Rebecca K. Reynolds

Honest Company for the Journey

Thoughts on Joshua Harris

“On Joshua Harris”

Everybody on Twitter seems to have an opinion on Joshua Harris, so here’s mine: 

No matter what Harris says in the next few months—no matter what he tweets or does—I think we should give the guy some space and some time to sort things through.

Sometimes life and faith are horribly messy. And sometimes grace looks like patience when somebody else is hurting.

Think about it. Harris never got a chance to be a stupid young adult. Twenty is way too young to be an expert about anything, and yet J.H. found himself at the center of a massive national movement at that age. 

Was that self-inflicted pressure? After all, he wrote the book and promoted it. I guess you can make that argument. 

Did his opinion mess up some lives? You can make that argument as well.

But not many of us should have been in that sort of role at that age. And not many of us knew it. A lot of us would have accepted the book deal, accepted the speaking engagements, accepted the fame and believed we were doing it for Jesus.

I’m so thankful the publishing world didn’t find me at that vulnerable place. I’m embarrassed about stuff I wrote at 35, and at 45, and at 46–-let alone fresh off my teens. It’s way too easy to be influential these days.

Does part of the blame for _I Kissed Dating Goodbye_ extremism rest on the 90’s evangelical machine? What about all those speaking platforms and publishing companies run by 90’s adults hungry for the next big thing? Those same Christian business folks still busy themselves scouting for another attractive, young, talented, died-and-came-back-from-heaven, Olympian, Idol-singer, pick-your-gimmick, just sexy-enough, pro-Jesus voice that will sell truckloads of books.

Authors need two of three things to get published In Christian world: 1. a big idea, 2. a big platform, or 3. good writing. Most often, the last of those three is the first to go.

A hot young guy deciding not to kiss girls was big news in the 90’s. But it was also a cheap sales trick. Shame on those older, supposedly-wiser adults who helped him get famous by writing about this.

Harris was too certain too young, but a lot of us were. The difference is, he was too certain too young with the whole world watching. 

That’s a darned good lesson for publishing/platform world in 2019, if we will take note. 

Agents—stop agenting the 20-something attractive sports star who is willing to talk about Jesus in public.  Publishers—stop publishing the 20-something singer who makes faith sexy. Promoters—stop promoting books about parenting by young moms of toddlers. Stop. Stop. Stop making money off of kids who are not going to be able to handle fame if your marketing works.

Because where does all this end?

When you’re too young, spending decades in the wake of a spiritual spotlight, the complexities of real faith  grow inside you like a secret cancer. God seems too quiet. God seems cruelly unaware of the real cost of your faith. 
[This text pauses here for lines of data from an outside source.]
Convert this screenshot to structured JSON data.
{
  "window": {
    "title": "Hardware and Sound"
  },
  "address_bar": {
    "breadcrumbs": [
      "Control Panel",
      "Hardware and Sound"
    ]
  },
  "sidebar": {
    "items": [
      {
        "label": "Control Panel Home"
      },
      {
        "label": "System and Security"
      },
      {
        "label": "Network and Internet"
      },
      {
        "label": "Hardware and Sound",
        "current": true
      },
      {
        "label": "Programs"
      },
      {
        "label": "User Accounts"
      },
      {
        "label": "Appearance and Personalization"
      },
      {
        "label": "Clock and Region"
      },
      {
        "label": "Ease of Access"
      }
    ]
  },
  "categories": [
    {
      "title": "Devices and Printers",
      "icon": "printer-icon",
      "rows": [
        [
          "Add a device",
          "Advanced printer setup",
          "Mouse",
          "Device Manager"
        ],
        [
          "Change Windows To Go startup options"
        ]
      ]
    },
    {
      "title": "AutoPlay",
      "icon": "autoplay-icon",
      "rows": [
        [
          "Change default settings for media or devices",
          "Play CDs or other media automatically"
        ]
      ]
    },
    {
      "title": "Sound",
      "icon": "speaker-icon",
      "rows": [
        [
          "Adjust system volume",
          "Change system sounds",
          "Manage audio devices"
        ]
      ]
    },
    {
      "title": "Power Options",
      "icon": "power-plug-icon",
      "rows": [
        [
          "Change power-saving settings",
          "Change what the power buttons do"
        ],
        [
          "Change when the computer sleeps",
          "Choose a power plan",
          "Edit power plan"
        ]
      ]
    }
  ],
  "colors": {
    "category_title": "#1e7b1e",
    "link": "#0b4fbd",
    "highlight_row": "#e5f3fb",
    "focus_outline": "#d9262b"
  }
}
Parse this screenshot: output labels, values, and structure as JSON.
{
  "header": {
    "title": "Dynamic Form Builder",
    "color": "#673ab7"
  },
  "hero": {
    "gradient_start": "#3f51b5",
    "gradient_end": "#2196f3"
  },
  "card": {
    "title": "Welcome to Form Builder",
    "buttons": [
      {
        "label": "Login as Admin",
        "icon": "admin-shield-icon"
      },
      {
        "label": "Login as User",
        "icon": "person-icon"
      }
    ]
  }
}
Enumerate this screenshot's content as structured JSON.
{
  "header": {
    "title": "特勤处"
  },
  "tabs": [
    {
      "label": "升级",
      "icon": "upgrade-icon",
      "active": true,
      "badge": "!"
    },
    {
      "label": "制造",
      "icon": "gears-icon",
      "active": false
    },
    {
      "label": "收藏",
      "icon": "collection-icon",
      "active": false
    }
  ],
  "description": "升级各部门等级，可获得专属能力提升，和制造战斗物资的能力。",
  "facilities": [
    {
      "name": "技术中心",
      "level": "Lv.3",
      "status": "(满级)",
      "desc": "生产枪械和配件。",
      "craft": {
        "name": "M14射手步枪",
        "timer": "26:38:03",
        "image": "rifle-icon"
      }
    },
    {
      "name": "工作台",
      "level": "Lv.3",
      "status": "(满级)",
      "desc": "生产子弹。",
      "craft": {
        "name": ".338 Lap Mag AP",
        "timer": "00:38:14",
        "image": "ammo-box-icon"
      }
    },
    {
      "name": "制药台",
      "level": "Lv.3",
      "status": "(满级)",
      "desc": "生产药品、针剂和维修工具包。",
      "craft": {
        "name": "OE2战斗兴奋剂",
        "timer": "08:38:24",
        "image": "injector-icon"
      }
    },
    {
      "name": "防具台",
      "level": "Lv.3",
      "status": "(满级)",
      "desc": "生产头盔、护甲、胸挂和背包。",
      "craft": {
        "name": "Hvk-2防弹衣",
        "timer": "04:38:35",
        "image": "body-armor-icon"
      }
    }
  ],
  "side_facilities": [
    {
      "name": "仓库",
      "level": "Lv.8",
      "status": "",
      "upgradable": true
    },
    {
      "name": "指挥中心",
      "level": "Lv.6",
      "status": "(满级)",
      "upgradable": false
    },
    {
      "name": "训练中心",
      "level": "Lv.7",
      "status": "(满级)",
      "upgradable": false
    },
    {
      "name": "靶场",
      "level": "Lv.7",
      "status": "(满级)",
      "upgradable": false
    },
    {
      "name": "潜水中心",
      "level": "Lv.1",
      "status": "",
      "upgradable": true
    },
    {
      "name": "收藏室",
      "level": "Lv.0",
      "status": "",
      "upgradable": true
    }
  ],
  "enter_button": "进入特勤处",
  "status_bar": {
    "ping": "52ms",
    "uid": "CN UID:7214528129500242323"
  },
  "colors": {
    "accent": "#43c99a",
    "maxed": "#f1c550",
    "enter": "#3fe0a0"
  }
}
Everything on the outside is black and white. People talk in a weird evangelical dialogue of “hashtag blessing” this or that, and dividing every spiritual matter into us vs. them—while everything on your inside is suddenly a mass of toxic greys. There’s no place for sincere questions. There’s no place for the terror of uncertainty.

That’s too much pressure on a young adult. Way too much.

I absolutely think it’s wrong to have sex outside of marriage. I also think millions of Christian young people were handed a prosperity-gospel approach to relationships that wasn’t realistic at all. And at the center of all this pressure was a too-young man who was in way over his head.

That struggle calls for mercy, not severity.

Truth is, you and I cannot comprehend what that struggle was like. There’s no telling what sort of damage was done to Harris’s soul during this time. As a former pastor’s wife in an invisible church, I remember how little room there was to struggle, doubt, or fail. When I finally got free of our toxic situation, it took years (and several messy explosions) for my faith stabilize.

JH is going through something much more difficult. All that pressure. The weight of conservative evangelicalism cheering—knowing that cheering would turn to venomous seething if he flinched. He’s surviving a divorce. He’s feeling his way through the guilt/shame of feeling like he’s done things the wrong way, but not feeling safety to sort out how or why.

Do I agree with his recent conclusions about Christianity? Of course not. But I also know that he’s lived through struggles I cannot begin to imagine, and I am willing to give him time to heal.

Today I saw some “Christians” gleefully condemning Harris to hell on Twitter. They were proud, stupid, mean—probably the exact responses Joshua Harris anticipated after his announcement that he no longer identifies as a Christian.

Watching this, I remembered those times in my life when friends loved me enough to give me room to roar during a season of severe pain—sometimes even in public—without making permanent assumptions about my character or the end of my faith.

Twitter allows men like Joshua Harris and Donald Trump to unload every day’s emotion for the world to see. If we’re going to “pray for” one and “believe God can work in” one—we have to be willing to extend the same patient grace for the other.